* [EXERCISE INSTRUCTIONS] Could you copy the data that follows exactly as written, but drop the pictures?

* [RECORDS FOR THIS EXERCISE]
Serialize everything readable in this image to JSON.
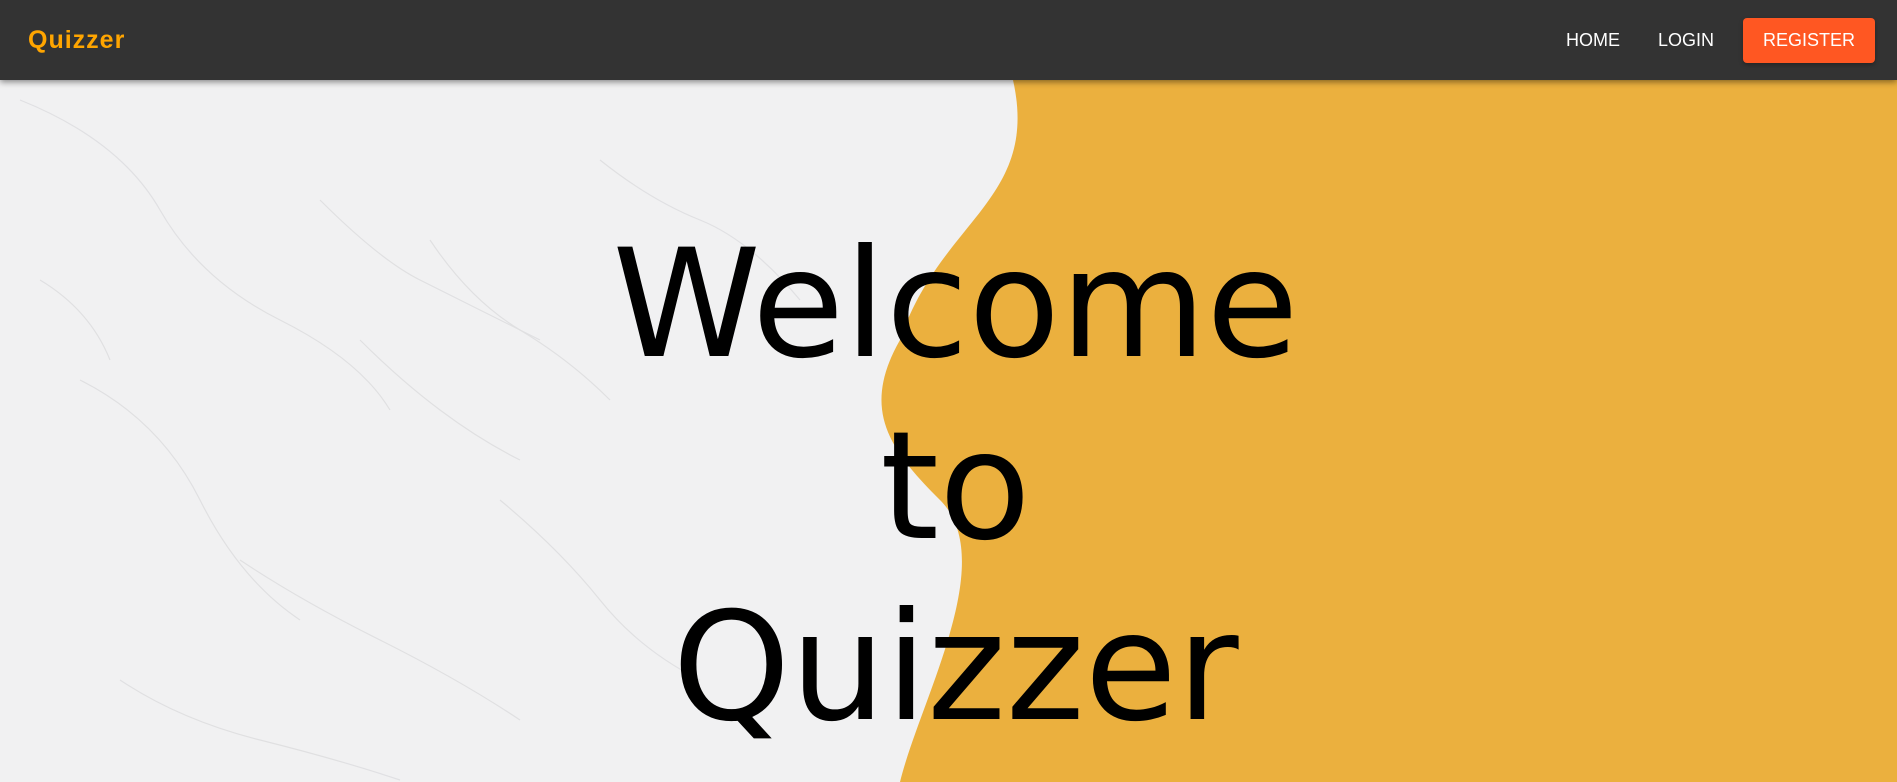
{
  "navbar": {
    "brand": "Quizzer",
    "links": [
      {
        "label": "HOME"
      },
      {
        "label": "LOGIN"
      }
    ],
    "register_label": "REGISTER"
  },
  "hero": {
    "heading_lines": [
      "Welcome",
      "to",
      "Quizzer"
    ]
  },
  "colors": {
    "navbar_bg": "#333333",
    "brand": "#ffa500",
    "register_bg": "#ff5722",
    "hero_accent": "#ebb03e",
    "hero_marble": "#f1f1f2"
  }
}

* [RESPONSE AREA]
Serialize everything readable in this image to JSON.
{
  "navbar": {
    "brand": "Quizzer",
    "links": [
      {
        "label": "HOME"
      },
      {
        "label": "LOGIN"
      }
    ],
    "register_label": "REGISTER"
  },
  "hero": {
    "heading_lines": [
      "Welcome",
      "to",
      "Quizzer"
    ]
  },
  "colors": {
    "navbar_bg": "#333333",
    "brand": "#ffa500",
    "register_bg": "#ff5722",
    "hero_accent": "#ebb03e",
    "hero_marble": "#f1f1f2"
  }
}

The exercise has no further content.